◆ **What the exercise asks**: In the data below, find each line that contains the word "Messwert" and copy it.

━━ Given records ━━

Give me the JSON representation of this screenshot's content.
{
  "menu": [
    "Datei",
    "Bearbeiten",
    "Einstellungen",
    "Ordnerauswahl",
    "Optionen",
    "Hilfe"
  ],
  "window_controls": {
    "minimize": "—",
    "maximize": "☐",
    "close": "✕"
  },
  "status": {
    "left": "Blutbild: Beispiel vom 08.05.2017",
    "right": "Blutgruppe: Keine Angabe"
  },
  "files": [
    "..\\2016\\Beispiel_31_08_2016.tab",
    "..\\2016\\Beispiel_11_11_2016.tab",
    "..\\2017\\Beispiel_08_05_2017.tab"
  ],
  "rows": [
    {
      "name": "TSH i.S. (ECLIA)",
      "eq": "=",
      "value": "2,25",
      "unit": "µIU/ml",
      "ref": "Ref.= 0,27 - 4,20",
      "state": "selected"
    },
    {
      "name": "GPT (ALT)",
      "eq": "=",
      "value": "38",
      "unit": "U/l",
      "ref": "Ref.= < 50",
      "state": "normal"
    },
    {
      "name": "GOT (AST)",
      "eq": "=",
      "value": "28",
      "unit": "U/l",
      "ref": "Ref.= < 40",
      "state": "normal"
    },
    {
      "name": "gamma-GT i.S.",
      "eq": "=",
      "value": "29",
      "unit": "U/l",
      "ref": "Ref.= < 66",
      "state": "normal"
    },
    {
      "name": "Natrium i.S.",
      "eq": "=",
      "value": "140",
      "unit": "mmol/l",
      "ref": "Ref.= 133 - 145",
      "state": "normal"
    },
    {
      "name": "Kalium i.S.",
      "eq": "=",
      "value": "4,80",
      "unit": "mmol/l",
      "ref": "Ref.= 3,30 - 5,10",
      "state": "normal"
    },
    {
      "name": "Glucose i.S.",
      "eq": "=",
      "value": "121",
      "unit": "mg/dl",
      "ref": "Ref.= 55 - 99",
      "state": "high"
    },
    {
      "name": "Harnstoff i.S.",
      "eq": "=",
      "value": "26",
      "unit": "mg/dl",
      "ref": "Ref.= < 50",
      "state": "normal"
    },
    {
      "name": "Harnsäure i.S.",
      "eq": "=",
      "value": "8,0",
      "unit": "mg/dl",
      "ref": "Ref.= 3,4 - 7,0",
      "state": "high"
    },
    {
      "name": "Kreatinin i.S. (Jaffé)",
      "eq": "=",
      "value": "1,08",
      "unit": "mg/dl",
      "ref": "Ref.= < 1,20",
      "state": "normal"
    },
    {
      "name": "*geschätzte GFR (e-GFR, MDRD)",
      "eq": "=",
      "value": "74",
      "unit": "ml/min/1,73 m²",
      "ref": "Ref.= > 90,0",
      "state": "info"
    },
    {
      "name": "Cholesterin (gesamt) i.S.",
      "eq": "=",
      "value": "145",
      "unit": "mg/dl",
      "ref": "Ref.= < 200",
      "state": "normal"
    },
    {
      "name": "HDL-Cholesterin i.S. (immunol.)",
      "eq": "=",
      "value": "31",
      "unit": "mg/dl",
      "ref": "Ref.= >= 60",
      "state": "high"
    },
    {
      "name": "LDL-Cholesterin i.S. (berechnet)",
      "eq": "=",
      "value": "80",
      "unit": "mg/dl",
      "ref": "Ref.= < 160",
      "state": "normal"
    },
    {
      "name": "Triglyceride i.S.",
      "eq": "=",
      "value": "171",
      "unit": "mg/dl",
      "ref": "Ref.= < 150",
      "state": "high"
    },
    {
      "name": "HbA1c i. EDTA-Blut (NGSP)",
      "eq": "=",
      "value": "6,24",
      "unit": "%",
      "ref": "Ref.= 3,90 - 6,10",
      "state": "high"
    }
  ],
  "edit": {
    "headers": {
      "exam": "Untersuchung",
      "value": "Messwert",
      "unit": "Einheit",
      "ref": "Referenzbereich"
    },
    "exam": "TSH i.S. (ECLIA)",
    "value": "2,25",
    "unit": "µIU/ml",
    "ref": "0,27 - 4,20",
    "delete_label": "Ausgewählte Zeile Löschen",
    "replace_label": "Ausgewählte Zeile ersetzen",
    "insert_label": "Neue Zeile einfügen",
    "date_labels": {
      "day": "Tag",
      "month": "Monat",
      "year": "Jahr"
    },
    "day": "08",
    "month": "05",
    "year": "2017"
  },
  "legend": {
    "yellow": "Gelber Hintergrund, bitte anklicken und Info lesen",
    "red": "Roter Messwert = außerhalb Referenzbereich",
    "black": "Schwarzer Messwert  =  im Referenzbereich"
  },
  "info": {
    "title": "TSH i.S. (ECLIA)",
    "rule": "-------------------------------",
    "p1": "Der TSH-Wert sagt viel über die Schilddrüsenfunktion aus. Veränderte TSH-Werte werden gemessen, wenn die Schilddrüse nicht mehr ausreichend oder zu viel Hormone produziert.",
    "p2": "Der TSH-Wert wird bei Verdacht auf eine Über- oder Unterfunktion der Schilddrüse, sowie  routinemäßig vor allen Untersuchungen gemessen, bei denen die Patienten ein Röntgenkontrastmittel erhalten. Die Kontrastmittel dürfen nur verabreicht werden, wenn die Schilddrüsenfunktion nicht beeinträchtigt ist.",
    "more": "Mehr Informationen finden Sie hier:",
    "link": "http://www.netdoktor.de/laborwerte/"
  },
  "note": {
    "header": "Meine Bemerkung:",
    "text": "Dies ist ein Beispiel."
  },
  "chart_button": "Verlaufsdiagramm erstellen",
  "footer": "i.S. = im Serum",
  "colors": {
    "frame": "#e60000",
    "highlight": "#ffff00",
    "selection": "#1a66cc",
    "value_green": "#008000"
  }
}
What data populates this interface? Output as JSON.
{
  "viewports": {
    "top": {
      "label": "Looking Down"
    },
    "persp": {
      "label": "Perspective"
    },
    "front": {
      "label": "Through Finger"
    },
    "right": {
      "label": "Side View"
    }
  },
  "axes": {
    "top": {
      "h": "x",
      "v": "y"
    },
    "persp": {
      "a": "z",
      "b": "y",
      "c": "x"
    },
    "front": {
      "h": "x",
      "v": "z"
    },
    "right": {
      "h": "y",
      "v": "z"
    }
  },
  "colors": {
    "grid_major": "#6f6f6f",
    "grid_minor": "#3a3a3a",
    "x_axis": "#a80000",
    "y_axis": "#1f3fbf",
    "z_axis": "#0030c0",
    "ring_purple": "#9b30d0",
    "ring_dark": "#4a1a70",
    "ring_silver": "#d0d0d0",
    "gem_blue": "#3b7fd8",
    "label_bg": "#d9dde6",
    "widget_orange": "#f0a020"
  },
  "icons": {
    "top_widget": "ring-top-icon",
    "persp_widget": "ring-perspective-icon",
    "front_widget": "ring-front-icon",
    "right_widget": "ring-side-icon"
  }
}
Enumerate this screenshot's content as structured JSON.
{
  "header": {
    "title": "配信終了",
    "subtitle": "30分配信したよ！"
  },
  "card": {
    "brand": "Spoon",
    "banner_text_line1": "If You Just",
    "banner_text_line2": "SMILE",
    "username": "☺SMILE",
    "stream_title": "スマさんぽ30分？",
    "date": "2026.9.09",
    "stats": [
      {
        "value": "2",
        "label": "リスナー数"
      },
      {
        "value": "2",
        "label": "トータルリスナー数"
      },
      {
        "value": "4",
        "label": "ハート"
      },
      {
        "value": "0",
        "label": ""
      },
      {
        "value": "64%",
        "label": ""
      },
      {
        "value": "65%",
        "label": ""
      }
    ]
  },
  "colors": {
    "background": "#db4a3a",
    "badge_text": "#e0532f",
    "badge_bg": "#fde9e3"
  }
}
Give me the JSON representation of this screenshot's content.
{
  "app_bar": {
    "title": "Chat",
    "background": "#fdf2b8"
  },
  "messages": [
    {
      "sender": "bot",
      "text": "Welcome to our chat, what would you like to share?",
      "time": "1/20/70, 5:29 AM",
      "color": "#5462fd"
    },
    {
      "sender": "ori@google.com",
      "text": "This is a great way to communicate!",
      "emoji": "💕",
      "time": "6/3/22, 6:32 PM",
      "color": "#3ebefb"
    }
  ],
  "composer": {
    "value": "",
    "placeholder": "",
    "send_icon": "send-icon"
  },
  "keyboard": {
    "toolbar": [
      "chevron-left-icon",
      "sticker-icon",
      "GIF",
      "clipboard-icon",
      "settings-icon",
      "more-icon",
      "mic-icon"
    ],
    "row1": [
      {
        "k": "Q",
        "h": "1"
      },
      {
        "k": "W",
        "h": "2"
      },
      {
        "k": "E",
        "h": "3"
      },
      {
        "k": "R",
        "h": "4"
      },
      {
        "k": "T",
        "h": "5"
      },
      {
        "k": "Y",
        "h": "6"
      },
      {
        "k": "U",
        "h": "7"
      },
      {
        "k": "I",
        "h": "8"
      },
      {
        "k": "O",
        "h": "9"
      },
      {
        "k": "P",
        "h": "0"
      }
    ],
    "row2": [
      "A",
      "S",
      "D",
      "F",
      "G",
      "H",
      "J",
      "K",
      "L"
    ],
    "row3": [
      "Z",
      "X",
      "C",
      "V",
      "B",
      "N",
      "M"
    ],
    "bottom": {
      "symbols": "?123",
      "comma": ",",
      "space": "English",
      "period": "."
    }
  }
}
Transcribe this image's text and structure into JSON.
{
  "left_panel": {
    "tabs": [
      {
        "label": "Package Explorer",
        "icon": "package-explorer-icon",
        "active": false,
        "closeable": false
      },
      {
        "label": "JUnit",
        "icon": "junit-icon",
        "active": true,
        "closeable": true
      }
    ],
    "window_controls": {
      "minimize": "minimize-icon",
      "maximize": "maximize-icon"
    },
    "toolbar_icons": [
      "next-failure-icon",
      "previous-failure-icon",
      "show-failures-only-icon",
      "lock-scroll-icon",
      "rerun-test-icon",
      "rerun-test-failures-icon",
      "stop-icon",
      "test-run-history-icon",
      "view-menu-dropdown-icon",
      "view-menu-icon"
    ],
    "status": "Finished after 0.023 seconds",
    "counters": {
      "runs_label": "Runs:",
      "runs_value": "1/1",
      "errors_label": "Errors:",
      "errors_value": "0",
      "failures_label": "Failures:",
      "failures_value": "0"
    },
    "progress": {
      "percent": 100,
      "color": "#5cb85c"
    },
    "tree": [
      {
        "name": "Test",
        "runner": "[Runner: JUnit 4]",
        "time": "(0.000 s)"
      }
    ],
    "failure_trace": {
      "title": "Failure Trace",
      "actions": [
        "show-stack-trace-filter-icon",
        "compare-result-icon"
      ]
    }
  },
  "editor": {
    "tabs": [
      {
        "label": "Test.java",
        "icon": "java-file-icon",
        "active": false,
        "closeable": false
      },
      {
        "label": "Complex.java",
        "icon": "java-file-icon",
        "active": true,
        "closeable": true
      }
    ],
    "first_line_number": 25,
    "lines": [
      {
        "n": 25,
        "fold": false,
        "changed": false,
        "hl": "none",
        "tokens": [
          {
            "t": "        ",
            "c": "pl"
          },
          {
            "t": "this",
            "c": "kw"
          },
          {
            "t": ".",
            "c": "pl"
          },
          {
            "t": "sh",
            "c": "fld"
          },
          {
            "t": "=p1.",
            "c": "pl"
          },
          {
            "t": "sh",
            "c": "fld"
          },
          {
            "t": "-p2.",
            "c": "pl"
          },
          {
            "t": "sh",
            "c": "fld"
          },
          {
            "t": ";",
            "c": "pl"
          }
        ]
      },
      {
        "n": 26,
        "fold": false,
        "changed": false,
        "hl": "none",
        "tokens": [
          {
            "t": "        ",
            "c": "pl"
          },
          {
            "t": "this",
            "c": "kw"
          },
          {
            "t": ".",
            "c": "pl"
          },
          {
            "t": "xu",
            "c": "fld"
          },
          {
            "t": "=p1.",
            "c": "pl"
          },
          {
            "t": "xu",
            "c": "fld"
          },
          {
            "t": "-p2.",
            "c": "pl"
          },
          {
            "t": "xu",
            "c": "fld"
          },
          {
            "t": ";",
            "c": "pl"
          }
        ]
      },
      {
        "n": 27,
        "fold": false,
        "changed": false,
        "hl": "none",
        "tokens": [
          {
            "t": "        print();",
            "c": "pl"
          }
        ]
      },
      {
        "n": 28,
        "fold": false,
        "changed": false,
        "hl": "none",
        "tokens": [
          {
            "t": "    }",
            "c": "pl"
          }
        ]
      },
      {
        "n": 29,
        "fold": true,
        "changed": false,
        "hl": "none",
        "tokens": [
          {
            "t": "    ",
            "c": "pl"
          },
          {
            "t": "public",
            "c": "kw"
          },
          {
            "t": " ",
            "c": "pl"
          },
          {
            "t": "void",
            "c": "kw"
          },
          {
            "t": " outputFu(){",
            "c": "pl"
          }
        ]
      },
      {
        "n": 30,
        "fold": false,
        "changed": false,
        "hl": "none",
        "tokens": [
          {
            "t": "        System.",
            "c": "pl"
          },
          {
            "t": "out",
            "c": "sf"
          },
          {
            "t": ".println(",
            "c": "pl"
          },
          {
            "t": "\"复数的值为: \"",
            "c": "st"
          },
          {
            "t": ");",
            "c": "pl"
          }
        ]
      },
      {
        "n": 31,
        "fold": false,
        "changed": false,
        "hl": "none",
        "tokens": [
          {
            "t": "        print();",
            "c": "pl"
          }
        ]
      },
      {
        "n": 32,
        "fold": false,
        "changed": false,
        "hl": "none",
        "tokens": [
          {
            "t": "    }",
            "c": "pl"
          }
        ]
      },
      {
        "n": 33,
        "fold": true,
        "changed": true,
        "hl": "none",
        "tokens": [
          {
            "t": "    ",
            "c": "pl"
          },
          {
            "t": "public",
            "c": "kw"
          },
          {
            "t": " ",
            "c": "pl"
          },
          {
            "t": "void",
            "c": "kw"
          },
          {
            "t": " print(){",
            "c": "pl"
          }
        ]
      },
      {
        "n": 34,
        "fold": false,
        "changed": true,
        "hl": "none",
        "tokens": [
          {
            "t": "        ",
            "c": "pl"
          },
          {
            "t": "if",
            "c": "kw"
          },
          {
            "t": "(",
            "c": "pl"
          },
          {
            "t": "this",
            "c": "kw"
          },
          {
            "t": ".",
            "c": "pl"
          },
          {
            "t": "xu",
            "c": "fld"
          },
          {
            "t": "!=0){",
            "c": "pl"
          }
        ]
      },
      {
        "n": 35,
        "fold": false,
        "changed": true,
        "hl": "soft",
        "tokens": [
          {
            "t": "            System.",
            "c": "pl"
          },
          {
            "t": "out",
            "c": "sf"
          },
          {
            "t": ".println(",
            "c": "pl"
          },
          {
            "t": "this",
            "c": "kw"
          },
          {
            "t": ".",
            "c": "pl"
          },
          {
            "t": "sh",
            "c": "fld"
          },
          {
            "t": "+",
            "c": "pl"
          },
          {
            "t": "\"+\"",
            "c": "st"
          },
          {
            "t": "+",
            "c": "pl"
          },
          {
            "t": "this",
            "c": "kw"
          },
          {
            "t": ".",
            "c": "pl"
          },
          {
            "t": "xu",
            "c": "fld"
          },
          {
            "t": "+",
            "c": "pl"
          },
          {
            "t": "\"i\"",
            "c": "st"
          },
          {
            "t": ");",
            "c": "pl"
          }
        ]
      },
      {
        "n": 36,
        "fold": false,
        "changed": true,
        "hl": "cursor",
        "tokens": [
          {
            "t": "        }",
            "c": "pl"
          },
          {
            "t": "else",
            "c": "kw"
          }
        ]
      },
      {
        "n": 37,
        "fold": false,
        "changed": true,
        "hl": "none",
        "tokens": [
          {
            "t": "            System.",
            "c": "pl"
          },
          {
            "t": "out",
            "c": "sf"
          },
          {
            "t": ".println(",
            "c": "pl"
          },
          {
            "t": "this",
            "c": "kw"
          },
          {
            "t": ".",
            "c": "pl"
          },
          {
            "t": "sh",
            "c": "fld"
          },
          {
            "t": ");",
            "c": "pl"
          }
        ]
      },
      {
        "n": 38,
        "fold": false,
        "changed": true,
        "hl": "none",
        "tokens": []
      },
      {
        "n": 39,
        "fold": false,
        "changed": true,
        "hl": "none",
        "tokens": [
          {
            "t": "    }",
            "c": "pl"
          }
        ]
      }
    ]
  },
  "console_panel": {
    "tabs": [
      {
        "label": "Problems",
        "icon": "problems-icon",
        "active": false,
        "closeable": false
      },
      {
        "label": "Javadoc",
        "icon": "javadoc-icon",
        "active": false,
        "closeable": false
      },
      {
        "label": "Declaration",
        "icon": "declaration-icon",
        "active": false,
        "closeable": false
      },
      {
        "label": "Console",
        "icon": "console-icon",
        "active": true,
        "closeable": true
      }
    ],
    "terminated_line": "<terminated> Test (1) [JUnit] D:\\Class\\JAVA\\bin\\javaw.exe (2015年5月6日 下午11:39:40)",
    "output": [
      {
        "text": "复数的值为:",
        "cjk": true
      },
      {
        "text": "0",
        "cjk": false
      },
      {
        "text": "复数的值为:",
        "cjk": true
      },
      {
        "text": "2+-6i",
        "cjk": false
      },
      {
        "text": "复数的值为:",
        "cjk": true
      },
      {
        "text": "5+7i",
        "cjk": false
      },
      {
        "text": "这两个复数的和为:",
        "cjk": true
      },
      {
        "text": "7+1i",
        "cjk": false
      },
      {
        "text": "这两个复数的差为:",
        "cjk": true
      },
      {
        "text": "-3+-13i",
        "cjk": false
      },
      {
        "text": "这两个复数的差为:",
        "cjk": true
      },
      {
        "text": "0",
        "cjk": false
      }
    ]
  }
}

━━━

◆ **Solution below**:
      "value": "Messwert",
    "red": "Roter Messwert = außerhalb Referenzbereich",
    "black": "Schwarzer Messwert  =  im Referenzbereich"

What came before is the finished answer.